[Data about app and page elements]

##########

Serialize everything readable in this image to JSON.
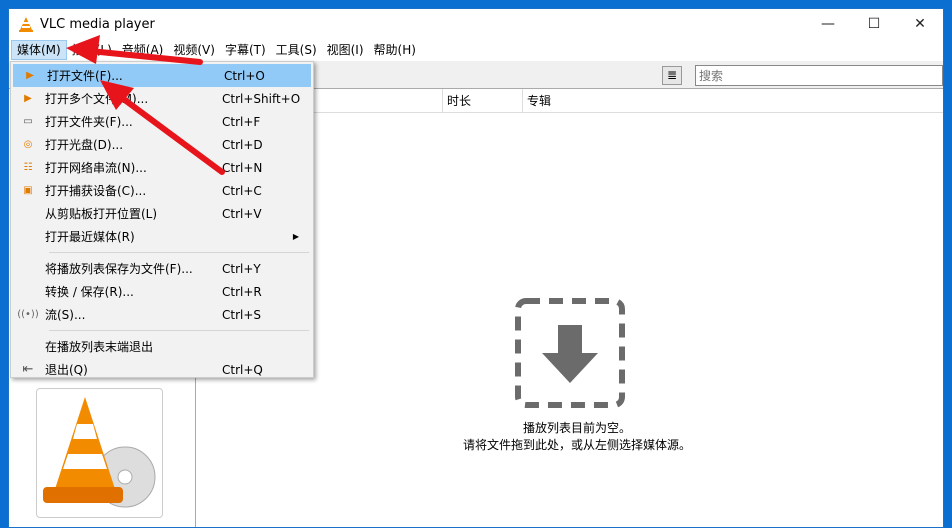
{
  "window": {
    "title": "VLC media player",
    "minimize": "—",
    "maximize": "☐",
    "close": "✕"
  },
  "menubar": [
    "媒体(M)",
    "播放(L)",
    "音频(A)",
    "视频(V)",
    "字幕(T)",
    "工具(S)",
    "视图(I)",
    "帮助(H)"
  ],
  "toolbar": {
    "search_placeholder": "搜索",
    "list_icon": "≣"
  },
  "columns": [
    "时长",
    "专辑"
  ],
  "empty": {
    "line1": "播放列表目前为空。",
    "line2": "请将文件拖到此处，或从左侧选择媒体源。"
  },
  "media_menu": [
    {
      "label": "打开文件(F)...",
      "shortcut": "Ctrl+O",
      "icon": "file-play-icon"
    },
    {
      "label": "打开多个文件(M)...",
      "shortcut": "Ctrl+Shift+O",
      "icon": "files-play-icon"
    },
    {
      "label": "打开文件夹(F)...",
      "shortcut": "Ctrl+F",
      "icon": "folder-icon"
    },
    {
      "label": "打开光盘(D)...",
      "shortcut": "Ctrl+D",
      "icon": "disc-icon"
    },
    {
      "label": "打开网络串流(N)...",
      "shortcut": "Ctrl+N",
      "icon": "network-icon"
    },
    {
      "label": "打开捕获设备(C)...",
      "shortcut": "Ctrl+C",
      "icon": "capture-icon"
    },
    {
      "label": "从剪贴板打开位置(L)",
      "shortcut": "Ctrl+V",
      "icon": ""
    },
    {
      "label": "打开最近媒体(R)",
      "shortcut": "",
      "icon": ""
    },
    {
      "label": "将播放列表保存为文件(F)...",
      "shortcut": "Ctrl+Y",
      "icon": ""
    },
    {
      "label": "转换 / 保存(R)...",
      "shortcut": "Ctrl+R",
      "icon": ""
    },
    {
      "label": "流(S)...",
      "shortcut": "Ctrl+S",
      "icon": "stream-icon"
    },
    {
      "label": "在播放列表末端退出",
      "shortcut": "",
      "icon": ""
    },
    {
      "label": "退出(Q)",
      "shortcut": "Ctrl+Q",
      "icon": "exit-icon"
    }
  ],
  "colors": {
    "highlight": "#91c9f7",
    "arrow": "#e8141c",
    "vlc_orange": "#f28b00"
  }
}
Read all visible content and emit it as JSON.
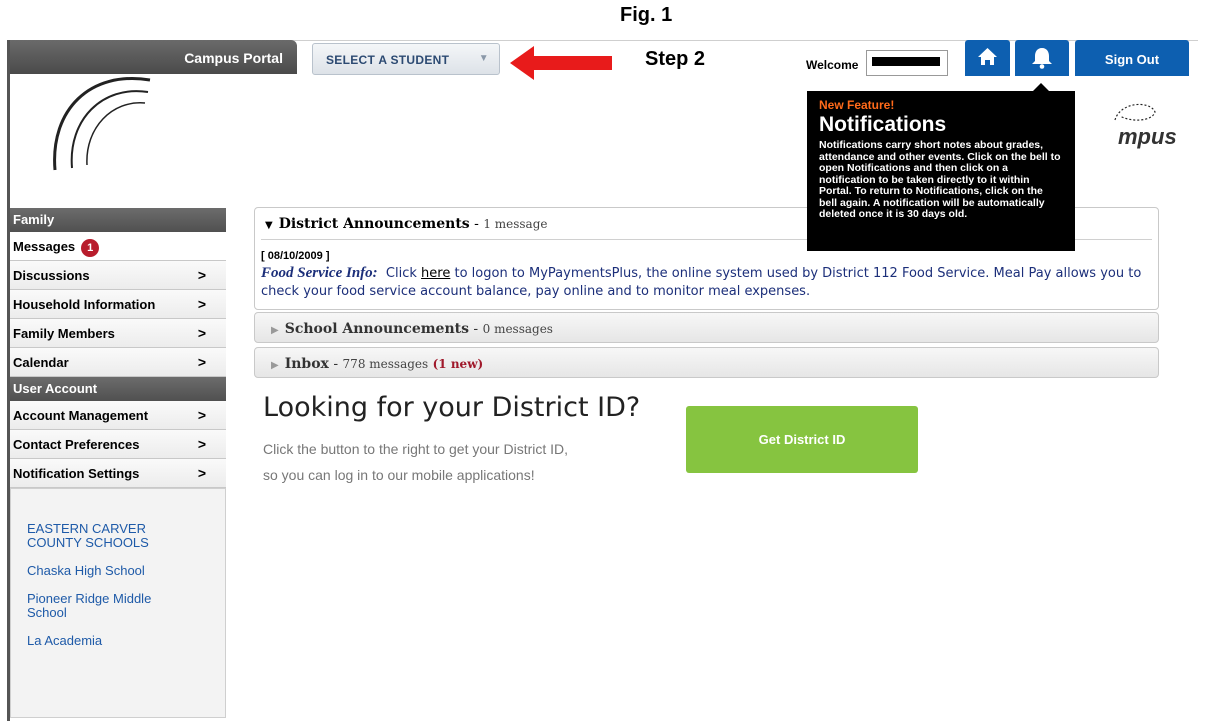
{
  "annotation": {
    "figure_label": "Fig. 1",
    "step_label": "Step 2",
    "arrow_color": "#e81b1b"
  },
  "header": {
    "portal_title": "Campus Portal",
    "student_select": {
      "label": "SELECT A STUDENT",
      "caret": "▼"
    },
    "welcome_label": "Welcome",
    "home_icon": "home-icon",
    "bell_icon": "bell-icon",
    "sign_out_label": "Sign Out",
    "logo_text": "mpus",
    "colors": {
      "accent": "#0d5fb0"
    }
  },
  "notification_popover": {
    "kicker": "New Feature!",
    "title": "Notifications",
    "body": "Notifications carry short notes about grades, attendance and other events. Click on the bell to open Notifications and then click on a notification to be taken directly to it within Portal. To return to Notifications, click on the bell again. A notification will be automatically deleted once it is 30 days old."
  },
  "sidebar": {
    "sections": [
      {
        "heading": "Family",
        "items": [
          {
            "label": "Messages",
            "badge": "1",
            "chevron": ""
          },
          {
            "label": "Discussions",
            "chevron": ">"
          },
          {
            "label": "Household Information",
            "chevron": ">"
          },
          {
            "label": "Family Members",
            "chevron": ">"
          },
          {
            "label": "Calendar",
            "chevron": ">"
          }
        ]
      },
      {
        "heading": "User Account",
        "items": [
          {
            "label": "Account Management",
            "chevron": ">"
          },
          {
            "label": "Contact Preferences",
            "chevron": ">"
          },
          {
            "label": "Notification Settings",
            "chevron": ">"
          }
        ]
      }
    ],
    "links": [
      "EASTERN CARVER COUNTY SCHOOLS",
      "Chaska High School",
      "Pioneer Ridge Middle School",
      "La Academia"
    ]
  },
  "announcements": {
    "district": {
      "title": "District Announcements",
      "count": "1 message",
      "toggle": "▼",
      "date": "[ 08/10/2009 ]",
      "heading": "Food Service Info:",
      "text_before_link": "Click",
      "link_text": "here",
      "text_after_link": "to logon to MyPaymentsPlus, the online system used by District 112 Food Service.  Meal Pay allows you to check your food service account balance, pay online and to monitor meal expenses."
    },
    "school": {
      "title": "School Announcements",
      "count": "0 messages",
      "toggle": "▶"
    },
    "inbox": {
      "title": "Inbox",
      "count": "778 messages",
      "new": "(1 new)",
      "toggle": "▶"
    }
  },
  "district_id": {
    "title": "Looking for your District ID?",
    "subtitle_line1": "Click the button to the right to get your District ID,",
    "subtitle_line2": "so you can log in to our mobile applications!",
    "button_label": "Get District ID",
    "button_color": "#86c440"
  }
}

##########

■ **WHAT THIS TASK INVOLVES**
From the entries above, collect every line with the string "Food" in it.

■ **YOUR RESPONSE**
      "heading": "Food Service Info:",
      "text_after_link": "to logon to MyPaymentsPlus, the online system used by District 112 Food Service.  Meal Pay allows you to check your food service account balance, pay online and to monitor meal expenses."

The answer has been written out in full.